# Finding minimum value of observation for a given power in hypothesis testing.

Let $$X_{1}, \ldots, X_{n}$$ be a sample from the distribution $$\mathrm{N}(\mu, 1)$$ and consider testing $$H_{0}: \mu=\mu_{0}$$ versus $$H_{1}: \mu=\mu_{1}$$ where $$\mu_{0}<\mu_{1}$$ are known numbers.
(a) For a given level $$\alpha,$$ find the most powerful test.
(b) Calculate the power
(c) For given $$\mu_{0}, \mu_{1}, \alpha,$$ determine the minimal number of observations needed to have power at least $$\beta$$ (i.e., to reject $$H_{0}$$ with probability at least $$\beta$$ when $$H_{1}$$ holds).

Using Neyman Pearson lemma I have found the test statistic to be $$\bar X$$ and reject $$H_{0}$$ if $$\bar X > k$$, where $$k= z_\alpha / \sqrt{n} + \mu_0$$ .

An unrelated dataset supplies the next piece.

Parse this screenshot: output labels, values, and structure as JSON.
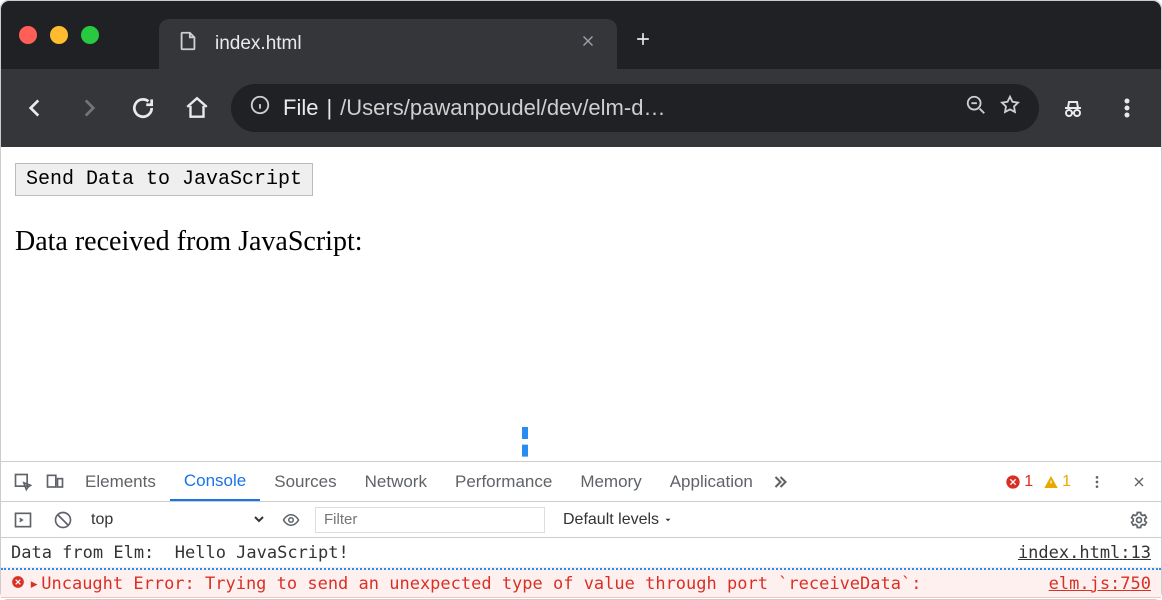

And calculated the power to be Power = P{Reject $$H_0$$} = P{$$Z> z_\alpha - \sqrt{n} (\mu-\mu_0)$$}

But for the Part (c) I don't know how to find the minimum number of observation for given condition.
I think I have to solve the equation $$\beta = P_{\mu_1}\{\bar X > z_\alpha / \sqrt{n} + \mu_0 \}$$ = P{$$Z> z_\alpha - \sqrt{n} (\mu_1-\mu_0)$$}
But I don't know how to solve this for $$n$$.

As you found, UMP test is given by Neyman Pearson's Lemma with rejection region

$$\mathbb {P}[\overline{X}_n>k|\mu=\mu_0]=\alpha$$

Now $$\overline{X}_n>k$$ is your decision rule ($$k$$ now is fixed) and you can calculate the power ( usually indicated with $$\gamma$$ because $$\beta$$ is normally used for type II error)

$$\mathbb {P}[\overline{X}_n>k|\mu=\mu_1]=\gamma$$

Understood this, finally fix $$\gamma$$ and get $$n$$

Example

$$\mu_0=5$$

$$\mu_1=6$$

$$\alpha=5\%$$

$$n=4$$

The critical region is

$$(\overline {X}_4-5)2=1.64\rightarrow \overline {X}_4=5.8224$$

$$\overline {X}_4\geq 5.8224$$

and you can calculate the power

$$\gamma=\mathbb {P}[\overline {X}_4\geq 5.8224|\mu=6]=1-\Phi(-0.36)\approx 64\%$$

Now suppose you want a fixed power $$\gamma \geq 90\%$$, simply re-solve the same inequality in $$n$$

$$\mathbb {P}[\overline {X}_n\geq 5.82|\mu=6]\geq 0.90$$

Getting

$$(5.8224-6)\sqrt{n}\leq-1.2816$$

That is

$$n\geq\Bigg \lceil \Bigg(\frac{1.2816}{0.1776}\Bigg)^2\Bigg\rceil=53$$

You can state it in terms of the CDF $$\Phi(z)=P(Z \le z)$$; I don't think there is a way to avoid it.

\begin{align} \beta &\le 1 - \Phi(z_\alpha - \sqrt{n}(\mu_1-\mu_0)) \\ \Phi^{-1}(1-\beta) &\ge z_\alpha - \sqrt{n} (\mu_1 - \mu_0) \\ \sqrt{n} &\ge \frac{z_\alpha - \Phi^{-1}(1-\beta)}{\mu_1 - \mu_0} \end{align}